Saturday, May 14, 2011 | 2:01 a.m.
In 2005, President George W. Bush said if oil prices were at $55 a barrel, the oil companies wouldn’t need the lucrative subsidies that the federal government gives them.
At the time, oil prices were around $50 a barrel, and in a hearing in the Senate, executives from the five largest oil companies were asked whether they agreed with the oilman-turned-president. They did.
Fast forward to 2011. Oil prices are hovering around $100 a barrel, so the Senate Finance Committee summoned executives from the same companies, and on Thursday asked them if they agree with Bush’s sentiment. They don’t.
ConocoPhillips CEO James Mulva, the only executive to testify this week and in 2005, said the oil companies still needed the subsidies because the price of doing business has gone up.
Before anyone pities the poor, poor oil companies, consider two other things that have gone up: gas prices and oil company profits.
An average gallon of unleaded gasoline is at a record high at $3.90 a gallon, up $1.03 from a year ago. The big five oil companies recorded more than $31 billion in profits for the first three months of this year. They are projected to make $125 billion this year.
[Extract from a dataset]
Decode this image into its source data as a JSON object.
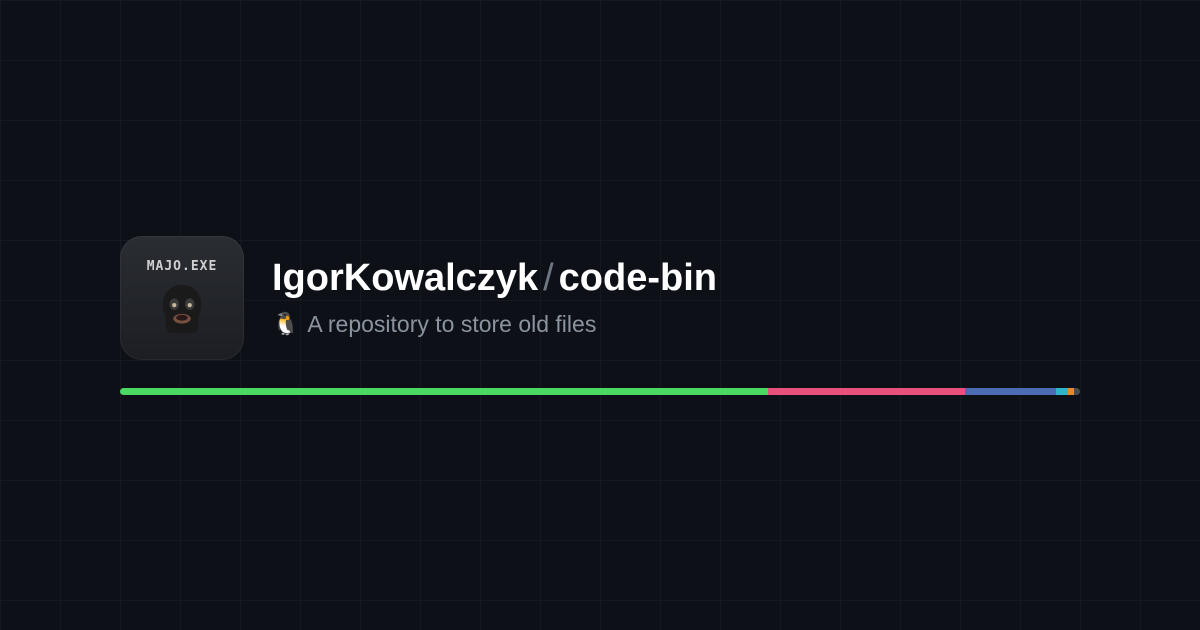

Given all of that, the Senate is considering a bill that would repeal the subsidies those five companies receive. It would amount to about $2 billion, a small percentage of their profits. That money would help the government stave off some budget cuts.
But Republicans are taking the oil companies’ view. They say the bill wouldn’t lower the prices at the pump, but if that’s true, what’s the point of giving the subsidies? The Republicans also complain that the Democrats are trying to raise taxes, but Democrats just want them to pay their fair share.
During the hearing, Democratic senators talked about the country making “shared sacrifices” during the economic downturn. Chevron Corp. CEO John Watson said Americans don’t want that but instead want “shared prosperity.”
He was cut off by Democratic Sen. Jay Rockefeller, D-W.Va., a scion of the oil tycoon who founded Standard Oil — the company that spawned Chevron. “Lovely statement,” Rockefeller said, “but do you understand how out of touch that is?”
Unfortunately, the executives and the Republicans are blind to the fact that Americans’ prosperity is hampered by the gas prices. Instead, they offer a litany of spurious complaints:
• One executive complained the industry shouldn’t be “punished” because it’s successful. But if the companies are so successful, they don’t need the subsidies.
• Another executive said repealing the subsidies would “discourage” oil companies from investing in exploration. But no one will be discouraged when they can make the profits the oil companies do.
• In a news release issued before the hearing, ConocoPhillips complained that the plan to repeal the subsidies was “un-American.” That’s disgraceful. Doing your part is fundamentally American — it’s not paying your fair share that is un-American.
The fact is the oil industry can and should pay more. Congress should pass the bill. It’s disgusting that Republicans are letting the oil companies gorge themselves while average Americans get stuck with the bill.